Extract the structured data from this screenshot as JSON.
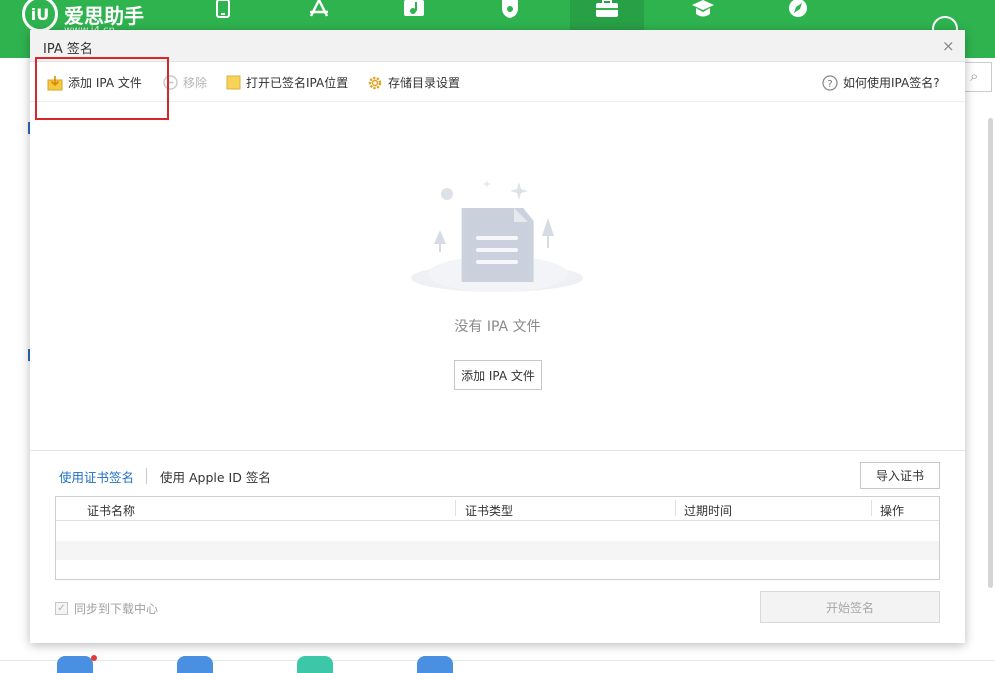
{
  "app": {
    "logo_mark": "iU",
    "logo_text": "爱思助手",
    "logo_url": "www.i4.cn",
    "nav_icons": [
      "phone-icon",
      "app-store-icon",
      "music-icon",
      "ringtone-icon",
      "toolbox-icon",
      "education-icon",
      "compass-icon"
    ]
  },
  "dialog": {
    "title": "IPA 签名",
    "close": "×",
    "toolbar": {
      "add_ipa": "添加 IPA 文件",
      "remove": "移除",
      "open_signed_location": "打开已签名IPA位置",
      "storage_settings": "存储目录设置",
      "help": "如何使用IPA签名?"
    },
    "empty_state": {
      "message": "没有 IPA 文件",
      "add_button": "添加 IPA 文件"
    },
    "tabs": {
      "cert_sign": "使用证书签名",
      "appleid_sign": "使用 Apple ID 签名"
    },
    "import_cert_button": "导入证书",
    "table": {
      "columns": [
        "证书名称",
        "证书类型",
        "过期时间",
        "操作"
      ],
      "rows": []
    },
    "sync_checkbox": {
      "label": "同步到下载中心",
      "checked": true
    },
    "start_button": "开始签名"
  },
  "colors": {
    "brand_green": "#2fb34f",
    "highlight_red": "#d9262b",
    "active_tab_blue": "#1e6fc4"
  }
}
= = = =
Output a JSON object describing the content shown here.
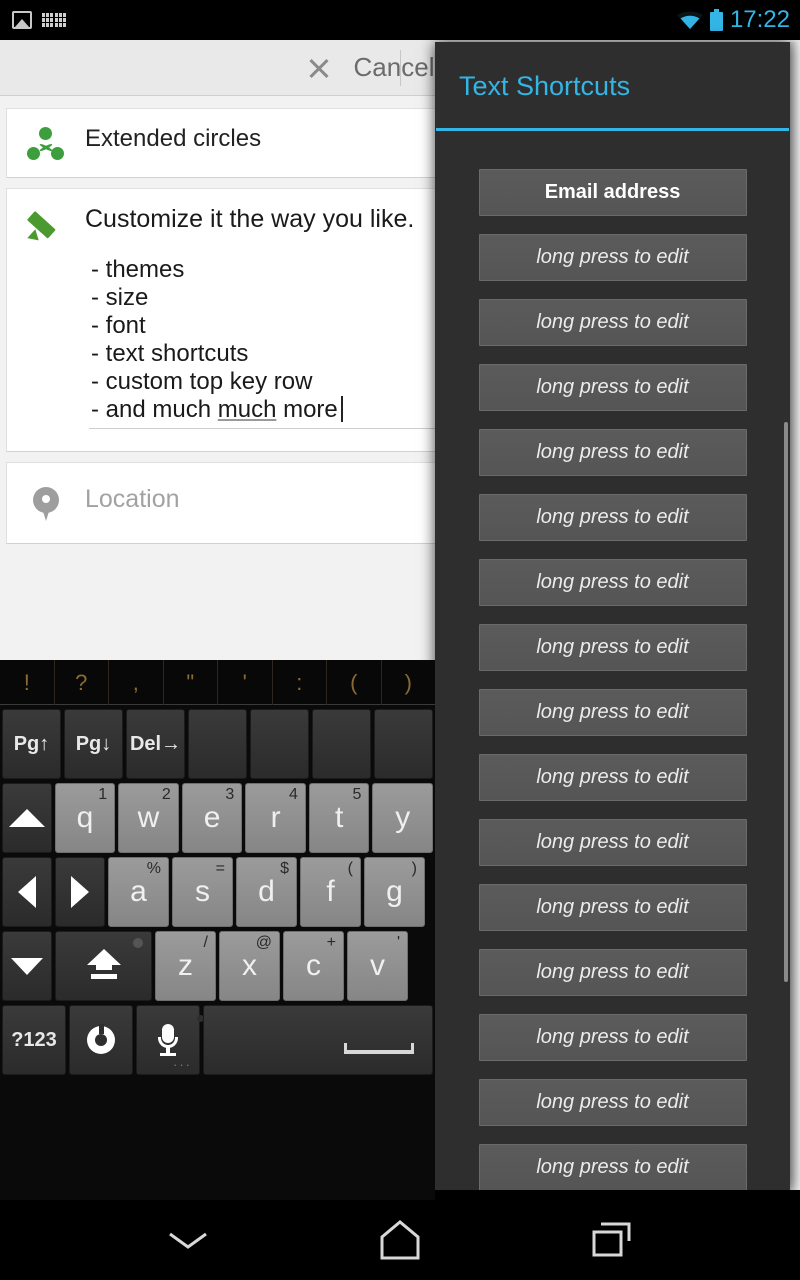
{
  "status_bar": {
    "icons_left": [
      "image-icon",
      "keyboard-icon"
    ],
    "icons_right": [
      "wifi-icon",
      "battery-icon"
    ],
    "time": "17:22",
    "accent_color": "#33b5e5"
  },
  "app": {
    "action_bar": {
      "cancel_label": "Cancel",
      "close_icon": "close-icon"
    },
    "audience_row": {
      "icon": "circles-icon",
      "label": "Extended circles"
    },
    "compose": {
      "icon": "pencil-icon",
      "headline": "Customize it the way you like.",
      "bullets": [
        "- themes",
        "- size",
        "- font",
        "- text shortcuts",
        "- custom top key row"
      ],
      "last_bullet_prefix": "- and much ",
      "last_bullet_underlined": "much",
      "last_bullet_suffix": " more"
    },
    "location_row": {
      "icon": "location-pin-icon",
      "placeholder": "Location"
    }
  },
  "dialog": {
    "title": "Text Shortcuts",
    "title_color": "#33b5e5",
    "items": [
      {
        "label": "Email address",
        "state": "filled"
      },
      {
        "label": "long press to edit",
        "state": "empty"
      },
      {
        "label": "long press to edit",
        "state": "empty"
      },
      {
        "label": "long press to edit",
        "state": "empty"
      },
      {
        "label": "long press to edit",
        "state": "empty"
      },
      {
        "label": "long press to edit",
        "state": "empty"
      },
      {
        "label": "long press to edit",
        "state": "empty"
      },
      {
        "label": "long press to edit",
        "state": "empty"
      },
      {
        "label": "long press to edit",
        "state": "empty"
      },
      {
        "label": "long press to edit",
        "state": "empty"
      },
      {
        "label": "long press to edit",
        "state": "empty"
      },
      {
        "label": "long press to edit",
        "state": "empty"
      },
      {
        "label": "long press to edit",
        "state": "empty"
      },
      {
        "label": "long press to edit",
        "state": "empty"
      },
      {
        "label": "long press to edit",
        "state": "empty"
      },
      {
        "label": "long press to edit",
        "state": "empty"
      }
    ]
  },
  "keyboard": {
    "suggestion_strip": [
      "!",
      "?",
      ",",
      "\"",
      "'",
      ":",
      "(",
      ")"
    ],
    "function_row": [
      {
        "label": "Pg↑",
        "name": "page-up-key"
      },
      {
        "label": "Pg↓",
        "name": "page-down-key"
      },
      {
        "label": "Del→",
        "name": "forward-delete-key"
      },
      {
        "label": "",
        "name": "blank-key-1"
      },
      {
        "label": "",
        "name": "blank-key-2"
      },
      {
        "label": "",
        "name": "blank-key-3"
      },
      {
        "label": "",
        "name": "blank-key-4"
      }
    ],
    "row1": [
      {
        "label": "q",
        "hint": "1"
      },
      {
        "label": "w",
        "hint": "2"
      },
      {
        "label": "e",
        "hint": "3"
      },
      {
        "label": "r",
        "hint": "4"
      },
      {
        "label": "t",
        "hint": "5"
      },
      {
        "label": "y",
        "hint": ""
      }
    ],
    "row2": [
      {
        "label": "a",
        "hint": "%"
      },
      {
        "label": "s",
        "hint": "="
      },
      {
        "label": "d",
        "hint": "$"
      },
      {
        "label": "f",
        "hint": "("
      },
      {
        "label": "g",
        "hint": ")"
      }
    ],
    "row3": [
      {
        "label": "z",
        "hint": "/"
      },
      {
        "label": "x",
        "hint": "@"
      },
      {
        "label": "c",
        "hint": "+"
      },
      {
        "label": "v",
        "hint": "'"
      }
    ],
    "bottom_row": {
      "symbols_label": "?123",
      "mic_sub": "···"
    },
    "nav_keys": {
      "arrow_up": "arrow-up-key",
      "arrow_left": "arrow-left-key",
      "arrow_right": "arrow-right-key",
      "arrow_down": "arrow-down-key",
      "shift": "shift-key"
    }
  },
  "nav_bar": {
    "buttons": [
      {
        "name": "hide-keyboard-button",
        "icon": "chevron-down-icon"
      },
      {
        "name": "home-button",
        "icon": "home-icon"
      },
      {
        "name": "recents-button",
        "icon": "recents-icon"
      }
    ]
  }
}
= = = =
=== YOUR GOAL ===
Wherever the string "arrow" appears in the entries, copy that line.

=== OUTPUT FOR THIS TASK ===
      "arrow_up": "arrow-up-key",
      "arrow_left": "arrow-left-key",
      "arrow_right": "arrow-right-key",
      "arrow_down": "arrow-down-key",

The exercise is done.